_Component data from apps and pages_
====

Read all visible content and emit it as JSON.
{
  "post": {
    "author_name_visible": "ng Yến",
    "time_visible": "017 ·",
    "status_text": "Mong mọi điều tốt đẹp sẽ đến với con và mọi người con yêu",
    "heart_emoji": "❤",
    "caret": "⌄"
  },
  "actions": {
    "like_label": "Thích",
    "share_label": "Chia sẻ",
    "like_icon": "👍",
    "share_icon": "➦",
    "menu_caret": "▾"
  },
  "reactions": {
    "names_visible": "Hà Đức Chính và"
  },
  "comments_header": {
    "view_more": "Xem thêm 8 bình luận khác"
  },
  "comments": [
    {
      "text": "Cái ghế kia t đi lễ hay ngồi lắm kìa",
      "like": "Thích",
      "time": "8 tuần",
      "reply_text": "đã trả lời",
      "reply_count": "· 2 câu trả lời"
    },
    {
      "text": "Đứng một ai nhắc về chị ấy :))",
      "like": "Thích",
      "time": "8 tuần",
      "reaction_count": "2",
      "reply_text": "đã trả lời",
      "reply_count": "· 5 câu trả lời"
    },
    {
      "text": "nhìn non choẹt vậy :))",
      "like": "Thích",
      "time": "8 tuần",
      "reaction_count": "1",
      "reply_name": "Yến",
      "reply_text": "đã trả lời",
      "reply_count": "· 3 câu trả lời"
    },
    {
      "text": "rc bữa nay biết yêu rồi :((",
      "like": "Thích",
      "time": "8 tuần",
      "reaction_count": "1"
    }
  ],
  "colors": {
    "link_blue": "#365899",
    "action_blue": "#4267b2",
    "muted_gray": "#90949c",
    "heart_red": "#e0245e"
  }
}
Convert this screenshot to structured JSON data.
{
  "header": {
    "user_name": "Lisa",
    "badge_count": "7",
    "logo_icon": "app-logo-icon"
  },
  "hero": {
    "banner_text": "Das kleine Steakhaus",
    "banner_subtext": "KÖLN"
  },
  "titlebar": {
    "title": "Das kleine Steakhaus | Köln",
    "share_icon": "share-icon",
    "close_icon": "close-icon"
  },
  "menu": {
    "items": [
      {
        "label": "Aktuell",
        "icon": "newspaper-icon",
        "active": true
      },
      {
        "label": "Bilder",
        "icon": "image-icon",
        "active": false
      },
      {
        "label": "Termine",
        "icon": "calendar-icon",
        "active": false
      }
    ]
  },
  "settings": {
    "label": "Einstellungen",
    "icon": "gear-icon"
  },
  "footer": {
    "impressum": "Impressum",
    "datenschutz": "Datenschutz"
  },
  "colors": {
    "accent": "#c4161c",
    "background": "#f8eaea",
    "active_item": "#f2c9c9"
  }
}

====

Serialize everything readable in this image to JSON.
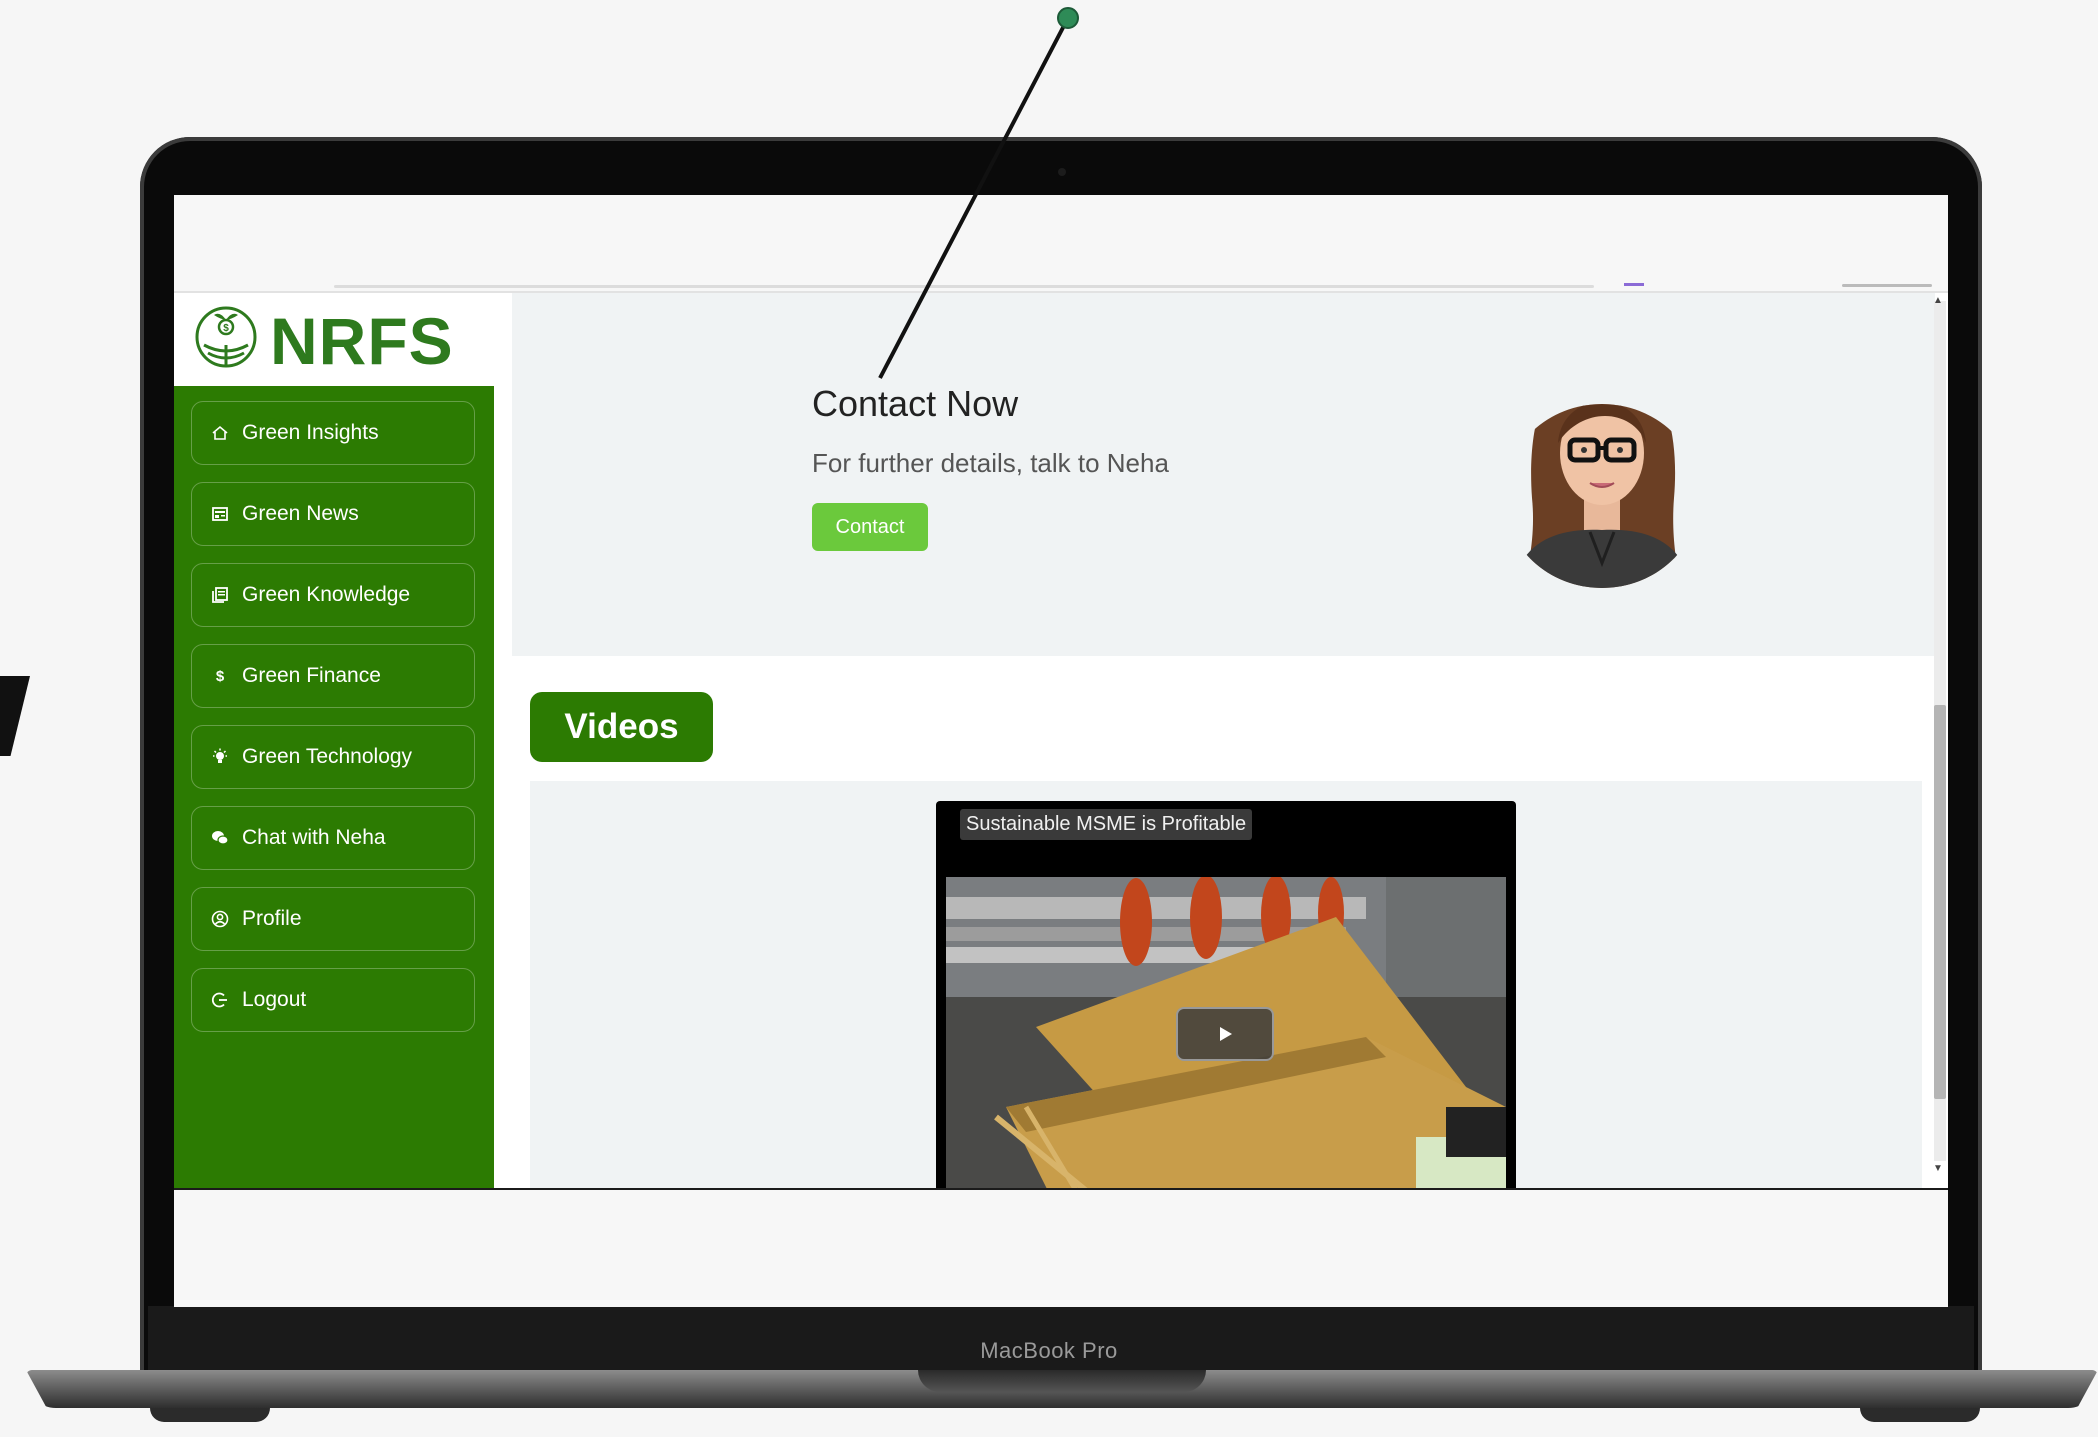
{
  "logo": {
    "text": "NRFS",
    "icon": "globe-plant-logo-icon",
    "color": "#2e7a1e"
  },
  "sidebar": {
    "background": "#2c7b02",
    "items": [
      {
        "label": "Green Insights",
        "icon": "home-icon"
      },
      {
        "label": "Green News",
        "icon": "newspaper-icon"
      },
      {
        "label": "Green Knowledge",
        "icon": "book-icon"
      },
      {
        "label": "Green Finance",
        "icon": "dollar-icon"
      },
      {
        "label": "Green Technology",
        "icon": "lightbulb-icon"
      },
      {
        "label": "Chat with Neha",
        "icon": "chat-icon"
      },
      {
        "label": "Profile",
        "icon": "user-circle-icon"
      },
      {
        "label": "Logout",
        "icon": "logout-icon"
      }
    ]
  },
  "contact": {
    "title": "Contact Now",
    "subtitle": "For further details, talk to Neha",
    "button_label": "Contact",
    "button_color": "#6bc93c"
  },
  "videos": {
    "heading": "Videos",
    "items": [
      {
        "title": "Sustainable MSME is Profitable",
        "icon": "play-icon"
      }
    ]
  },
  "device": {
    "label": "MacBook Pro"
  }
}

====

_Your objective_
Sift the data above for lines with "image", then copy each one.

_Task answer_
        "icon": "image-icon",
Serialize everything readable in this image to JSON.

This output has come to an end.